ASSIGNMENT =>
Among the entries below, tally the lines that include "After", and give the number alone.

INPUT FOR THIS TASK =>

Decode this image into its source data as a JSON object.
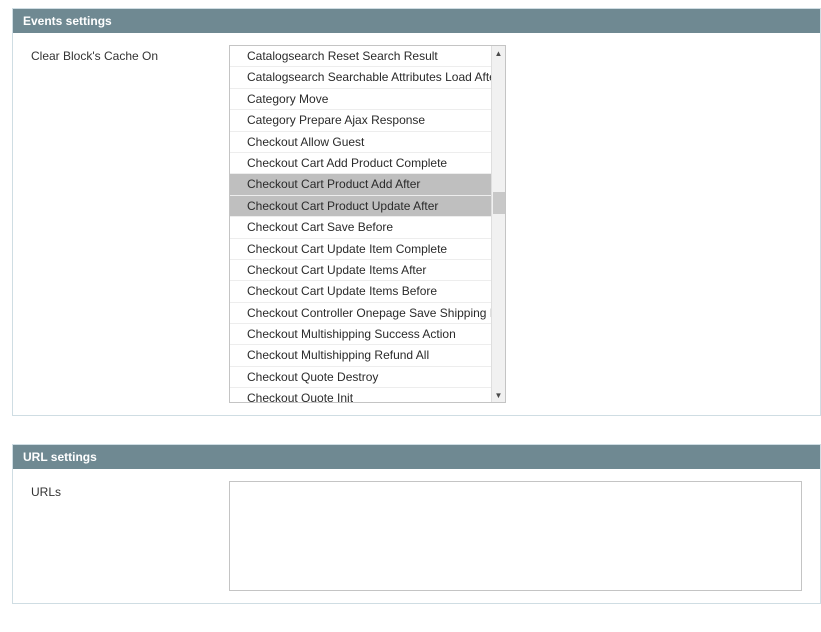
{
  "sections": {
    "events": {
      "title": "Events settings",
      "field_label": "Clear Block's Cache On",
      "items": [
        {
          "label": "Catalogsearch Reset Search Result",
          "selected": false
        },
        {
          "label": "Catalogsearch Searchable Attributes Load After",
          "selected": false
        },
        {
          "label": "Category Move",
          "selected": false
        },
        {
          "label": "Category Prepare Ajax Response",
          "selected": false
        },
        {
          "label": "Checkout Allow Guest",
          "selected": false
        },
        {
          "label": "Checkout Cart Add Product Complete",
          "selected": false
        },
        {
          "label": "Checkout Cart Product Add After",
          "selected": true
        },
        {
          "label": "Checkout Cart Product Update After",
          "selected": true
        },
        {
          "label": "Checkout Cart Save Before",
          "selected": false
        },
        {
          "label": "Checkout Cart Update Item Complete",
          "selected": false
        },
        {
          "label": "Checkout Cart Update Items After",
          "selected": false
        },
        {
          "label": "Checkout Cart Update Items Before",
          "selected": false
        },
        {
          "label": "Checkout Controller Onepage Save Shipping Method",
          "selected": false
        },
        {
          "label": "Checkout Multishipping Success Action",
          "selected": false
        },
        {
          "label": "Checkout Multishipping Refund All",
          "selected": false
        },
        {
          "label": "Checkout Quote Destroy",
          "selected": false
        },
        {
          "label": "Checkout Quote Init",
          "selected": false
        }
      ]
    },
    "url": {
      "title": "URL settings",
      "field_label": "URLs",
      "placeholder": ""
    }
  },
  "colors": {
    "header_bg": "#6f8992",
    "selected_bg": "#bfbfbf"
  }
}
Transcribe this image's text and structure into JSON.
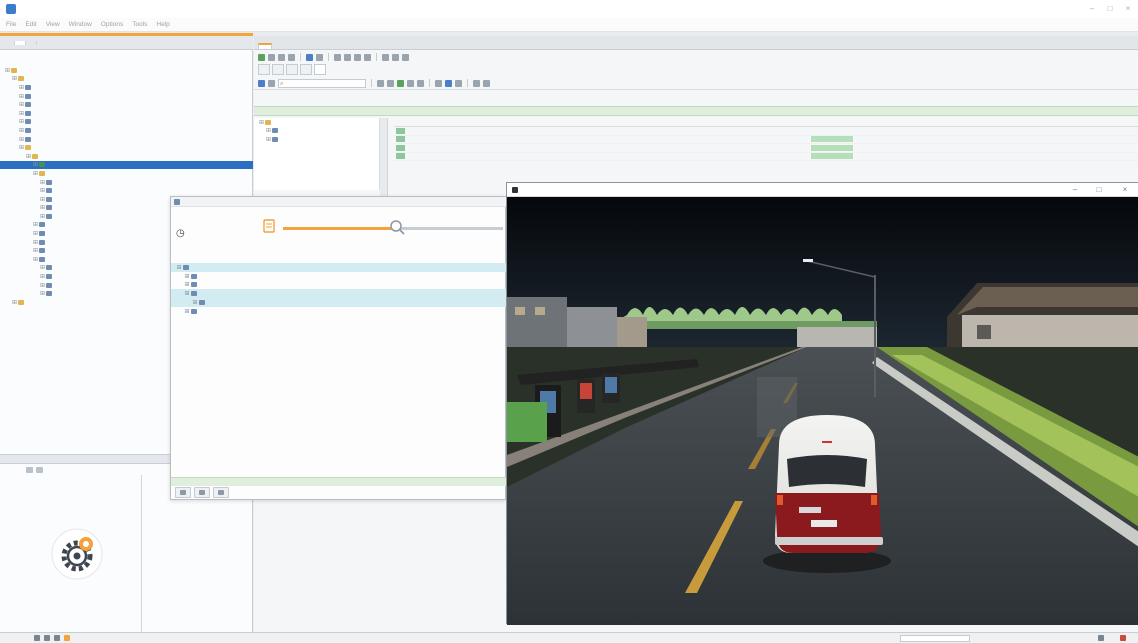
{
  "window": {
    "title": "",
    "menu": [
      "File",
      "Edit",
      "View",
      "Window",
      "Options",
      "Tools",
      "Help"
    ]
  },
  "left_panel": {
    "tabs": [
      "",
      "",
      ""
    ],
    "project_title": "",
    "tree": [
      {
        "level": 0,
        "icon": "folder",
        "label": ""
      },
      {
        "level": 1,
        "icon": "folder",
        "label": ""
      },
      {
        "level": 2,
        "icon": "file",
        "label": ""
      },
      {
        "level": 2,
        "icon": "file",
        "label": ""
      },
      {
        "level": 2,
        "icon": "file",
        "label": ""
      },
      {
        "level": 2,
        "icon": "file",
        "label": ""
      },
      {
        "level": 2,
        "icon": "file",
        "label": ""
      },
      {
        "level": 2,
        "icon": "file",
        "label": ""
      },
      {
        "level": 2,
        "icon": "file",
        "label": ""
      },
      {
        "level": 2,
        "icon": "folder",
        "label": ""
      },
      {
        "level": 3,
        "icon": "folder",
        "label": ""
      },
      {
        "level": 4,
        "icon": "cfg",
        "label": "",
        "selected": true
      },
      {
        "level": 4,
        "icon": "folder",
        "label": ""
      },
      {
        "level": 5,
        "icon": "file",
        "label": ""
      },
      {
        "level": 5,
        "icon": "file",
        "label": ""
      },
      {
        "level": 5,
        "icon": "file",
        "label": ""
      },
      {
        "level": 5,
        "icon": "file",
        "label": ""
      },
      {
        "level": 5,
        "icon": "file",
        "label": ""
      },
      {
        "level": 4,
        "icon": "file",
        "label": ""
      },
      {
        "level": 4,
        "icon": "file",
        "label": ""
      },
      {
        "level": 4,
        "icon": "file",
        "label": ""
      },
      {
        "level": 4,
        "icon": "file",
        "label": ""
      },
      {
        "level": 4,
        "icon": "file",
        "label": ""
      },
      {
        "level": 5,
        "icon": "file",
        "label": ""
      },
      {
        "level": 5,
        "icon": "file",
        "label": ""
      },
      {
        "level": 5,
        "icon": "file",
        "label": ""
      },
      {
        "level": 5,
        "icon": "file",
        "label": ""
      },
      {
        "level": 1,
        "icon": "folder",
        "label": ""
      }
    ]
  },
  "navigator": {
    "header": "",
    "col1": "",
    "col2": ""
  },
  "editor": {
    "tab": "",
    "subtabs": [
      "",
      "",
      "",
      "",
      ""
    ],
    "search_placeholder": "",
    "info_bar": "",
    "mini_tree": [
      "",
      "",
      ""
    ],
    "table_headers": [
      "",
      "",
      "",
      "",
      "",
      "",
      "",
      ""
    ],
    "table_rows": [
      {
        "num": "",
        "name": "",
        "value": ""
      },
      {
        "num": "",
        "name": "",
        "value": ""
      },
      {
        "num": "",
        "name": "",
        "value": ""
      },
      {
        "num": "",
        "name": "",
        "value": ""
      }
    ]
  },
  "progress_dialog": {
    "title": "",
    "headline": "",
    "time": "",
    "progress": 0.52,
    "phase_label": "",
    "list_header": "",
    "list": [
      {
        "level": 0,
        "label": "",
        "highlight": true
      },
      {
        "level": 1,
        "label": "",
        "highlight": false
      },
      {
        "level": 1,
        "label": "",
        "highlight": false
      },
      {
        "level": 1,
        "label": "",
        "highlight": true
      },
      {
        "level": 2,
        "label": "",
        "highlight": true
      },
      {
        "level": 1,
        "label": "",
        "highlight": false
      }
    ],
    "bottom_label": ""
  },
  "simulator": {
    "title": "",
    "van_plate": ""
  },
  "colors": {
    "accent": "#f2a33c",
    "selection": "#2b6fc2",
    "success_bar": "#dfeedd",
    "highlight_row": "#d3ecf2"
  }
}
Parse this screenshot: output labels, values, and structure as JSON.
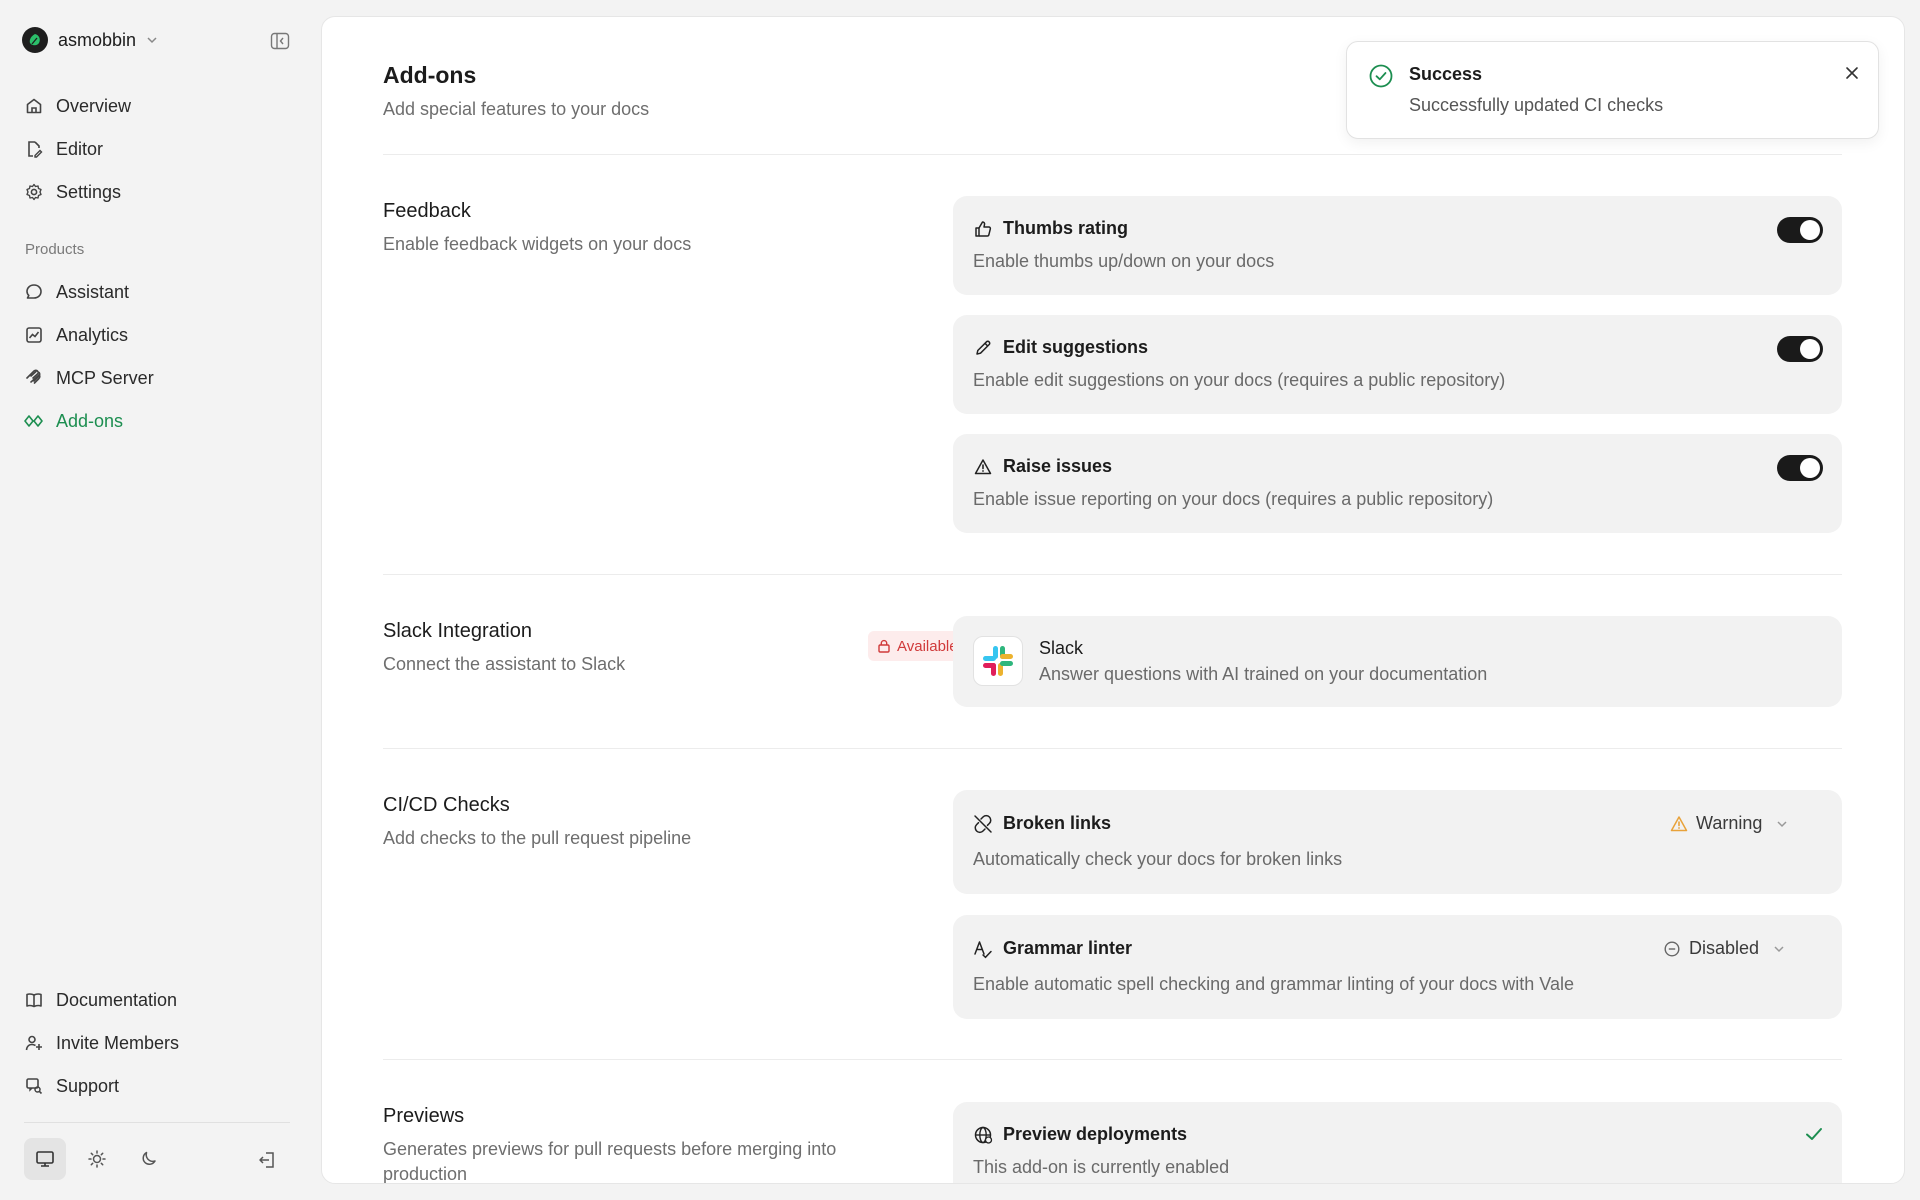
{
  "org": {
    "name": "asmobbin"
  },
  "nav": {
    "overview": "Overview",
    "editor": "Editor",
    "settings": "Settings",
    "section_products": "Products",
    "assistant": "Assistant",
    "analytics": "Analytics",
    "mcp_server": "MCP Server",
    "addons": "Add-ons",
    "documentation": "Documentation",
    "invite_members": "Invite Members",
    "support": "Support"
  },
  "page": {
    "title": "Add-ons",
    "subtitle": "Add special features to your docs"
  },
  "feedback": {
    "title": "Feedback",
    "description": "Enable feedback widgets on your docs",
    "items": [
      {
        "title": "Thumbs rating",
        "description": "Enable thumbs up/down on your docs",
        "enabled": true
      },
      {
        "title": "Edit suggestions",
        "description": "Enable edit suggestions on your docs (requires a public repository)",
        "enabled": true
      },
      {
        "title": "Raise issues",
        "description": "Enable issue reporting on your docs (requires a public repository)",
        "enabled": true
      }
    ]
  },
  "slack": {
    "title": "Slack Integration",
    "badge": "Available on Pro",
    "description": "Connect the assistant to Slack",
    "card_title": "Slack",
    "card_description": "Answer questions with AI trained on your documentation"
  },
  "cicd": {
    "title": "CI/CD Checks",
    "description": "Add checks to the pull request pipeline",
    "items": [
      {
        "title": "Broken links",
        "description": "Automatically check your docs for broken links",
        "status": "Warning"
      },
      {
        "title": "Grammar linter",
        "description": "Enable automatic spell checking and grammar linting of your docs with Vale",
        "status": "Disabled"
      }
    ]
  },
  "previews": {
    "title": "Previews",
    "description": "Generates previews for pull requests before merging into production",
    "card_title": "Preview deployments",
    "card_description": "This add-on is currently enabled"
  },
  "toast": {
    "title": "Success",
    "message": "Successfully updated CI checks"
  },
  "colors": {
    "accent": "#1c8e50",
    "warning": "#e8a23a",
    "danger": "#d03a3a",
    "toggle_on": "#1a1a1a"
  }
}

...

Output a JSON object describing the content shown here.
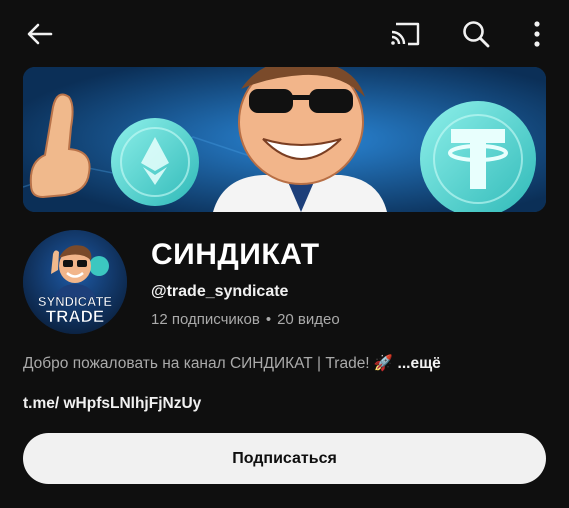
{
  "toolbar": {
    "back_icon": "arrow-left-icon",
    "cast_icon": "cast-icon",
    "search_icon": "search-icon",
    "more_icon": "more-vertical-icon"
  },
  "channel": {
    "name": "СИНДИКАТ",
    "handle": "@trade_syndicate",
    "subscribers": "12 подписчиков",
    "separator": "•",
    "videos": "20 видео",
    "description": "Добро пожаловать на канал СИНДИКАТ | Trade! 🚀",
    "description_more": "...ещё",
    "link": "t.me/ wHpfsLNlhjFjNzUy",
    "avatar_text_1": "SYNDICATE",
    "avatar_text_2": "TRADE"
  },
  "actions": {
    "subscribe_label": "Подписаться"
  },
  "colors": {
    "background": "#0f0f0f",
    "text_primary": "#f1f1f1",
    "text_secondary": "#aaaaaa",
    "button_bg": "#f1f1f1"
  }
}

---

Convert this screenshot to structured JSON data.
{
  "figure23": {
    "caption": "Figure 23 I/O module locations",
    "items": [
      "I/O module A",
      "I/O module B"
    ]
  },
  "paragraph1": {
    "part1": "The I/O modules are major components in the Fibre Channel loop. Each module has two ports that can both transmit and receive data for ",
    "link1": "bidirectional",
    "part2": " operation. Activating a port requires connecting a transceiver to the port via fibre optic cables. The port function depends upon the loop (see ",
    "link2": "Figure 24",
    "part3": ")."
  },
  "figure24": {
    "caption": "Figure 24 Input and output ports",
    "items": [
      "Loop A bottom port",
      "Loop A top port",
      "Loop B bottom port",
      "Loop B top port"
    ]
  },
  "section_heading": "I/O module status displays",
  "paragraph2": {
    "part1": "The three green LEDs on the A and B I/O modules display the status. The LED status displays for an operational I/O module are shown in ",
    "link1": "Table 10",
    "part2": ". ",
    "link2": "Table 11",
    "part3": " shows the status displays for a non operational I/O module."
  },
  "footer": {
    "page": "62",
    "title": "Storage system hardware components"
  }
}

RESPONSE BELOW =>
4